Probate laws, which govern the transfer of property at death, vary significantly from state to state. The variations and complexities of such laws contribute to the misunderstanding of this process. Delays and costs in state probate processes have generated such dissatisfaction among heirs, beneficiaries, and estate administrators that the Uniform Law CommissionThe ULC, also known as the National Conference of Commissioners on Uniform State Laws), established in 1892, provides states with non-partisan, well-conceived and well-drafted legislation that brings clarity and stability to critical areas of state statutory law. developed the Uniform Probate Code (UPC) to simplify and clarify the probate system for the average consumer.

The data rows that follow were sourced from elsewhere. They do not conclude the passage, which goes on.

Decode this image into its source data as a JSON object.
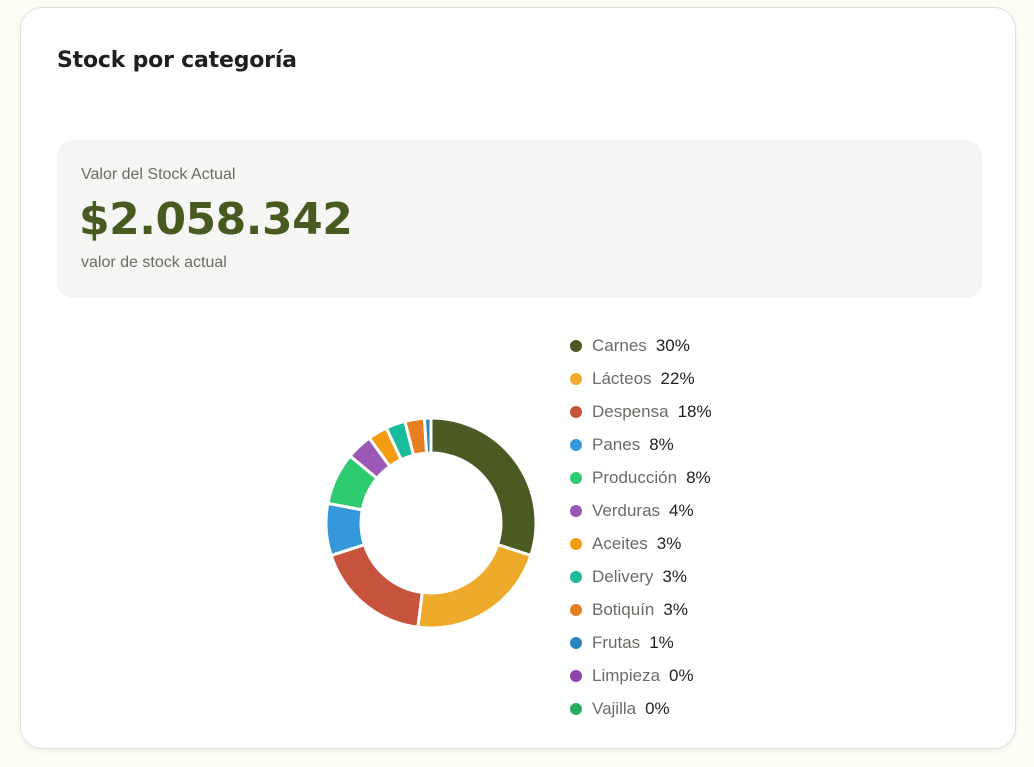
{
  "card": {
    "title": "Stock por categoría"
  },
  "stock": {
    "label": "Valor del Stock Actual",
    "value": "$2.058.342",
    "sublabel": "valor de stock actual"
  },
  "chart_data": {
    "type": "pie",
    "variant": "donut",
    "legend_position": "right",
    "categories": [
      "Carnes",
      "Lácteos",
      "Despensa",
      "Panes",
      "Producción",
      "Verduras",
      "Aceites",
      "Delivery",
      "Botiquín",
      "Frutas",
      "Limpieza",
      "Vajilla"
    ],
    "values": [
      30,
      22,
      18,
      8,
      8,
      4,
      3,
      3,
      3,
      1,
      0,
      0
    ],
    "labels": [
      "30%",
      "22%",
      "18%",
      "8%",
      "8%",
      "4%",
      "3%",
      "3%",
      "3%",
      "1%",
      "0%",
      "0%"
    ],
    "colors": [
      "#4a5a22",
      "#eeaa2b",
      "#c8533c",
      "#3498db",
      "#2ecc71",
      "#9b59b6",
      "#f39c12",
      "#1abc9c",
      "#e67e22",
      "#2e86c1",
      "#8e44ad",
      "#27ae60"
    ]
  }
}
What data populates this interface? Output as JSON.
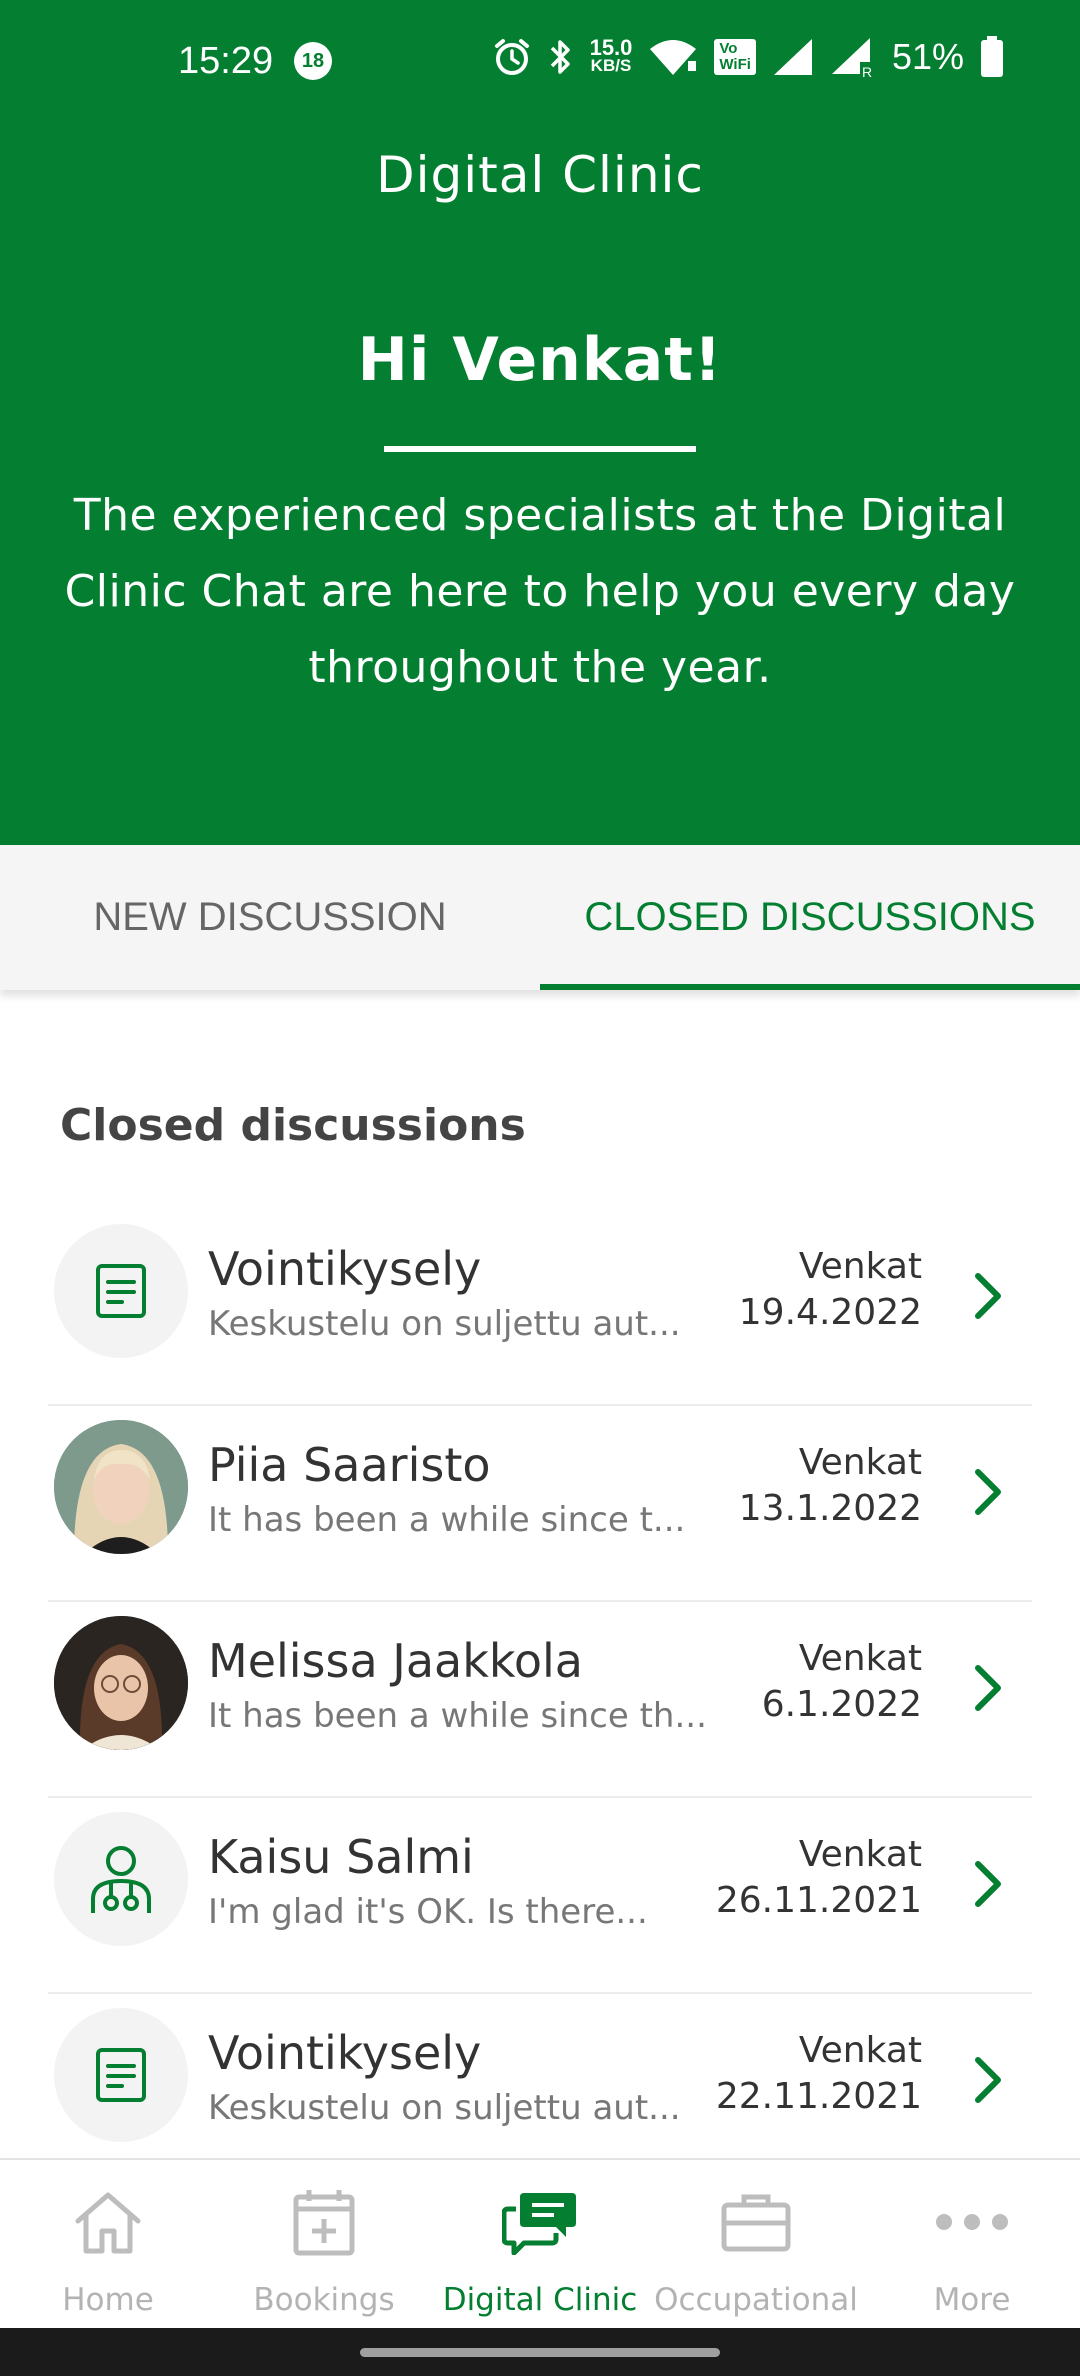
{
  "status_bar": {
    "time": "15:29",
    "notification_badge": "18",
    "net_speed_value": "15.0",
    "net_speed_unit": "KB/S",
    "vowifi_top": "Vo",
    "vowifi_bottom": "WiFi",
    "battery_percent": "51%",
    "icons": [
      "alarm-icon",
      "bluetooth-icon",
      "wifi-icon",
      "vowifi-icon",
      "signal-icon",
      "signal-roaming-icon",
      "battery-icon"
    ]
  },
  "header": {
    "app_title": "Digital Clinic",
    "greeting": "Hi Venkat!",
    "intro": "The experienced specialists at the Digital Clinic Chat are here to help you every day throughout the year."
  },
  "tabs": [
    {
      "label": "NEW DISCUSSION",
      "active": false
    },
    {
      "label": "CLOSED DISCUSSIONS",
      "active": true
    }
  ],
  "section": {
    "title": "Closed discussions"
  },
  "discussions": [
    {
      "name": "Vointikysely",
      "preview": "Keskustelu on suljettu aut...",
      "who": "Venkat",
      "date": "19.4.2022",
      "avatar": "form-icon"
    },
    {
      "name": "Piia Saaristo",
      "preview": "It has been a while since t...",
      "who": "Venkat",
      "date": "13.1.2022",
      "avatar": "photo-blonde"
    },
    {
      "name": "Melissa Jaakkola",
      "preview": "It has been a while since th...",
      "who": "Venkat",
      "date": "6.1.2022",
      "avatar": "photo-dark"
    },
    {
      "name": "Kaisu Salmi",
      "preview": "I'm glad it's OK.  Is there...",
      "who": "Venkat",
      "date": "26.11.2021",
      "avatar": "doctor-icon"
    },
    {
      "name": "Vointikysely",
      "preview": "Keskustelu on suljettu aut...",
      "who": "Venkat",
      "date": "22.11.2021",
      "avatar": "form-icon"
    }
  ],
  "bottom_nav": [
    {
      "label": "Home",
      "icon": "home-icon",
      "active": false
    },
    {
      "label": "Bookings",
      "icon": "calendar-plus-icon",
      "active": false
    },
    {
      "label": "Digital Clinic",
      "icon": "chat-icon",
      "active": true
    },
    {
      "label": "Occupational",
      "icon": "briefcase-icon",
      "active": false
    },
    {
      "label": "More",
      "icon": "more-dots-icon",
      "active": false
    }
  ],
  "colors": {
    "brand_green": "#047f31",
    "inactive_gray": "#b3b3b3",
    "tab_background": "#f5f5f5"
  }
}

The UPC addresses both transfers of individually owned property at death and nonprobate transfers. Nonprobate transfers—such as payment-on-death accounts, accounts passing by beneficiary designation, and joint accounts passing by right of survivorship—do not involve the court system. These transfers thus give people a way to transfer control of personal assets without the costs and other unwanted side effects of probate litigation (see Chapter 8, Long-Term Services and Supports—Medicaid for information on estate planning and recovery for Medicaid).
As of 2016, the UPC has been adopted in whole or part by about 17 states and the U.S. Virgin Islands. Many additional states recognize the need to simplify their probate systems to facilitate the orderly transfer of property at death, while also addressing equitable assignment of costs, the need for qualified staff, and access to the courts for resolution of disputes involving inheritance or debts of decedents. Some states have enacted legislation authorizing nonprobate transfers of real property using transfer-on-death (or beneficiary) deeds. The real property owner may deed the property to a named beneficiary; the transfer becomes operative on the owner’s death (avoiding probate) and is revocable until then.
In some cases courts have not treated digital assets, such as e-mail, social media accounts, or photographs, the same as tangible assets when a person dies or has granted a power of attorney or other right to a fiduciary. Instead courts sometimes have allowed the terms of service or Internet service agreements to restrict the fiduciary’s right to carry out the person’s wishes or otherwise handle these valuable assets. In response to this problem the Uniform Law Commission has approved the Uniform Fiduciary Access to Digital Assets ActThis act extends the traditional power of a fiduciary to manage tangible property to include management of a person’s digital assets. The act allows fiduciaries to manage digital property like computer files, web domains, and virtual currency, but restricts a fiduciary’s access to electronic… to give executors and fiduciaries the authority to treat these digital assets in the same manner as tangible assets. As of 2016, 19 states have adopted the Uniform Fiduciary Access to Digital Assets Act, and it has been introduced in a dozen additional states.
States should, at minimum, adopt the 1990 Uniform Probate Code (UPC), similar legislation, or court rules establishing probate procedures that simplify, expedite, and reduce the costs of settling estates in probate. Changes should allow informal or administrative procedures for probating wills and appointing personal representatives, and provide oversight for the unsupervised or independent handling of estates.
States should enact legislation to simplify, modify, and clarify estate planning. These laws should be modeled after the UPC revised Article II (Uniform Act on Intestacy, Wills and Donative Transfers) and Article VI (Uniform Non-probate Transfers on Death Act). The statutes on nonprobate property transfers include the Uniform TOD (Transfer on Death) Security Registration Act, the Uniform Multiple-Person Accounts Act, and the Uniform Custodial Trust Act.
States should also enact legislation that authorizes transfer-on-death (or beneficiary) deeds to enable revocable nonprobate real property transfers.
States should enact legislation, such as the Uniform Fiduciary Access to Digital Assets ActThis act extends the traditional power of a fiduciary to manage tangible property to include management of a person’s digital assets. The act allows fiduciaries to manage digital property like computer files, web domains, and virtual currency, but restricts a fiduciary’s access to electronic… , that authorizes fiduciaries (e.g., executors, agents, and guardians) to treat digital assets in the same manner as tangible assets.